=== Problem to solve ===
Copy out each line in the material below that has the word "true".

===============

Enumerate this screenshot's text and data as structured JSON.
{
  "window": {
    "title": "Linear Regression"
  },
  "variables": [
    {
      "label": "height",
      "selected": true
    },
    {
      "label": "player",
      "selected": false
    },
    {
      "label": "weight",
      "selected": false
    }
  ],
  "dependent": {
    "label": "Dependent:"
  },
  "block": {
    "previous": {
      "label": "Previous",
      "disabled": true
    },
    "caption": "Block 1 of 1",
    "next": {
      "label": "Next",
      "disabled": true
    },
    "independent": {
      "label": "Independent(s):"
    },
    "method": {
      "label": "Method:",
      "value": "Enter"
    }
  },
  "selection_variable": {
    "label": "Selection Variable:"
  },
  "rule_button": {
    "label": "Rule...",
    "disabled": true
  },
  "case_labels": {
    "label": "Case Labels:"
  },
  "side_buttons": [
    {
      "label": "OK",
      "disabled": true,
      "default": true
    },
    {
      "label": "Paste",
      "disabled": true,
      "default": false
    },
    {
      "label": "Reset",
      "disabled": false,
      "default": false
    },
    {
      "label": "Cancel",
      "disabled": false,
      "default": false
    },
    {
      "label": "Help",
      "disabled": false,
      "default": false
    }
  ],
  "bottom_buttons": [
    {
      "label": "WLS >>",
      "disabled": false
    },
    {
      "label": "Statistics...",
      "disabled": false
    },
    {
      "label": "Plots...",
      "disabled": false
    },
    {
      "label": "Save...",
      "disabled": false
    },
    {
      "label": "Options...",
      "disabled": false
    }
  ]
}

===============

=== Final answer ===
      "selected": true
      "disabled": true
      "disabled": true
    "disabled": true
      "disabled": true,
      "default": true
      "disabled": true,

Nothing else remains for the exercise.